All manner of thing shall be well

By the purification of the motive

In the ground of our beseeching.

And yet, lovely those those lines -- and Julian's Showings -- are, it's hard to imagine what kind of life would be available to women today who, based on visions of a personal relationship with Christ, wished to lead a life as public religious figures. The film Household Saints -- extra points to anyone who watches it and writes a response -- suggests one possibility; but are there others?  Nick Cave wrote a song about "Christina the Astonishing" -- so perhaps these figures still speak to us today.  Do they to you?

Monday, September 22, 2014

The Wife of Bath

Of all of Chaucer's Canterbury pilgrims, the "sely" Wife of Bath -- Alisoun, by name -- has been, from the very start, the most vivid and memorable. Her passion, her "wandering by the way," and her battles with each of the five husbands she had "at chirche door" are the stuff of legend.

And, as with other Canterbury pilgrims, the variants in Chaucer's manuscript reveal rich and complex possibilities that are lost in a standardized text or translation.  For instance, the Wife of Bath's Prologue famously begins:
Experience, though noon auctoritee
Were in this world, is right y-nough for me ...

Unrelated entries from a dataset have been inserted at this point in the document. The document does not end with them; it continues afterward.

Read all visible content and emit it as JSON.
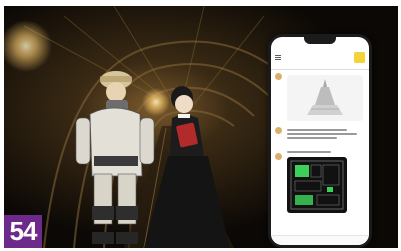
{
  "badge": {
    "number": "54"
  },
  "colors": {
    "badge": "#6e2a8a",
    "app_accent": "#f3d23a",
    "floorplan_room": "#3ccf5a",
    "tunnel_light": "#f2c46a"
  },
  "phone": {
    "status_time": "",
    "app_title": "",
    "app_subtitle": "",
    "icons": [
      "menu-icon",
      "map-icon",
      "sculpture-illustration",
      "floor-plan"
    ]
  }
}
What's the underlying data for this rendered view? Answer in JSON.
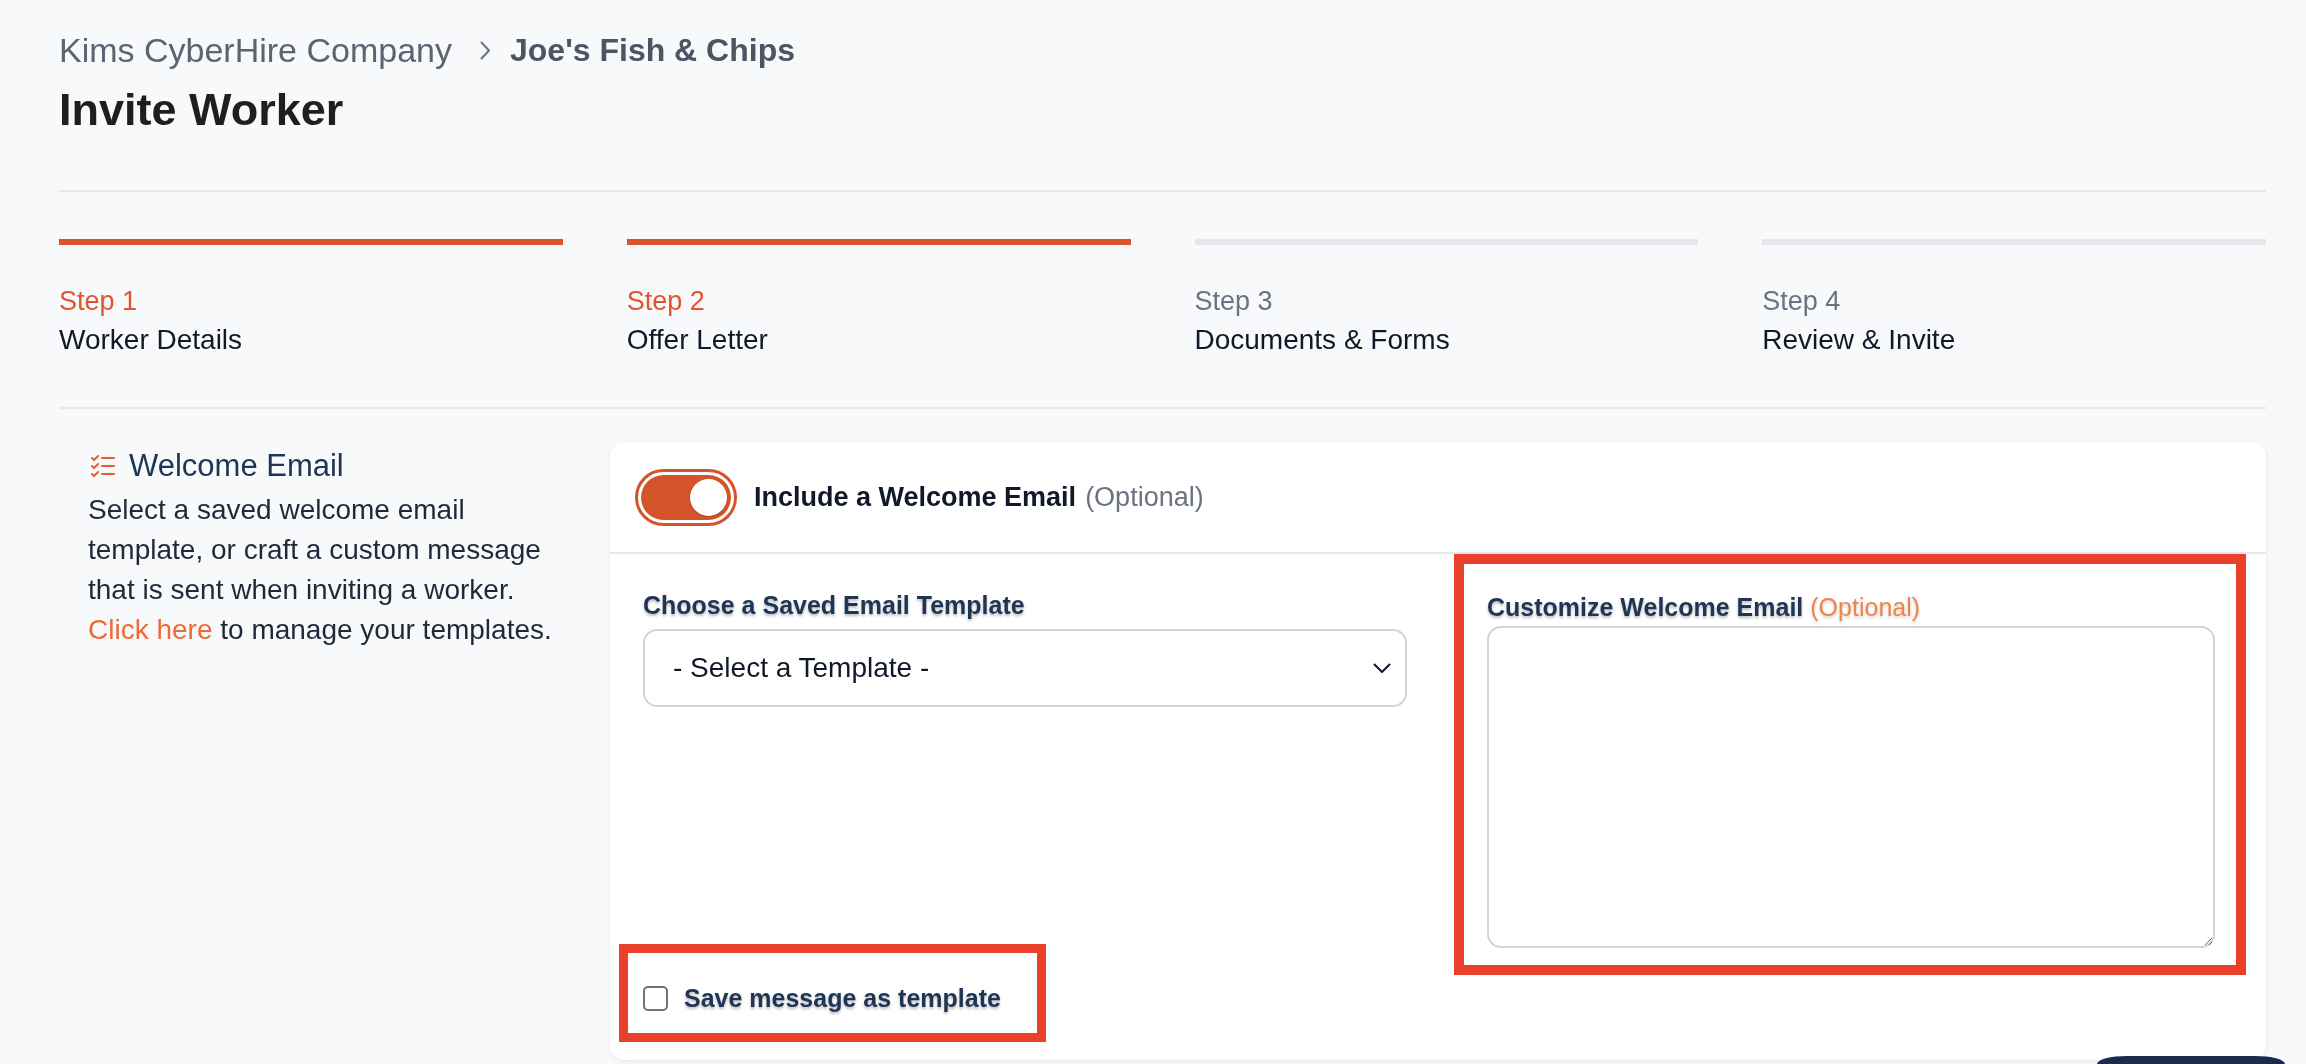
{
  "breadcrumb": [
    {
      "label": "Kims CyberHire Company",
      "current": false
    },
    {
      "label": "Joe's Fish & Chips",
      "current": true
    }
  ],
  "page_title": "Invite Worker",
  "steps": [
    {
      "step": "Step 1",
      "title": "Worker Details",
      "active": true
    },
    {
      "step": "Step 2",
      "title": "Offer Letter",
      "active": true
    },
    {
      "step": "Step 3",
      "title": "Documents & Forms",
      "active": false
    },
    {
      "step": "Step 4",
      "title": "Review & Invite",
      "active": false
    }
  ],
  "section": {
    "title": "Welcome Email",
    "description": "Select a saved welcome email template, or craft a custom message that is sent when inviting a worker.",
    "link": "Click here",
    "description_end": "to manage your templates."
  },
  "welcome_email": {
    "toggle": {
      "label": "Include a Welcome Email",
      "hint": "(Optional)",
      "on": true
    },
    "template_select": {
      "label": "Choose a Saved Email Template",
      "value": "- Select a Template -"
    },
    "custom_message": {
      "label": "Customize Welcome Email",
      "hint": "(Optional)",
      "highlighted": true
    },
    "save_template": {
      "label": "Save message as template",
      "checked": false,
      "highlighted": true
    }
  }
}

Except that, in many manuscripts, it doesn't. In the Corpus Christi manuscript -- one of the oldest and finest known -- it runs this way:

Experiment though noon Auctoritee
Were in this world, is ryght ynough for me ...             (folio 100r)

What difference does that make?  An enormous one, both then and now, as the renowned British author Jeanette Winterson has noted:
I was trying to get away from the received idea that women always write about ‘experience’ – the compass of what they know – while men write wide and bold – the big canvas, the experiment with form. Henry James did no good when he said that Jane Austen wrote on four inches of ivory – i.e. tiny observant minutiae. Much the same was said of Emily Dickinson and Virginia Woolf. Those things made me angry. In any case, why could there not be experience and experiment? Why could there not be the observed and the imagined? Why should a woman be limited by anything or anybody? Why should a woman not be ambitious for literature? Ambitious for herself?
So, if you were editing the text of the Wife of Bath's Prologue, which word would you choose?  And why?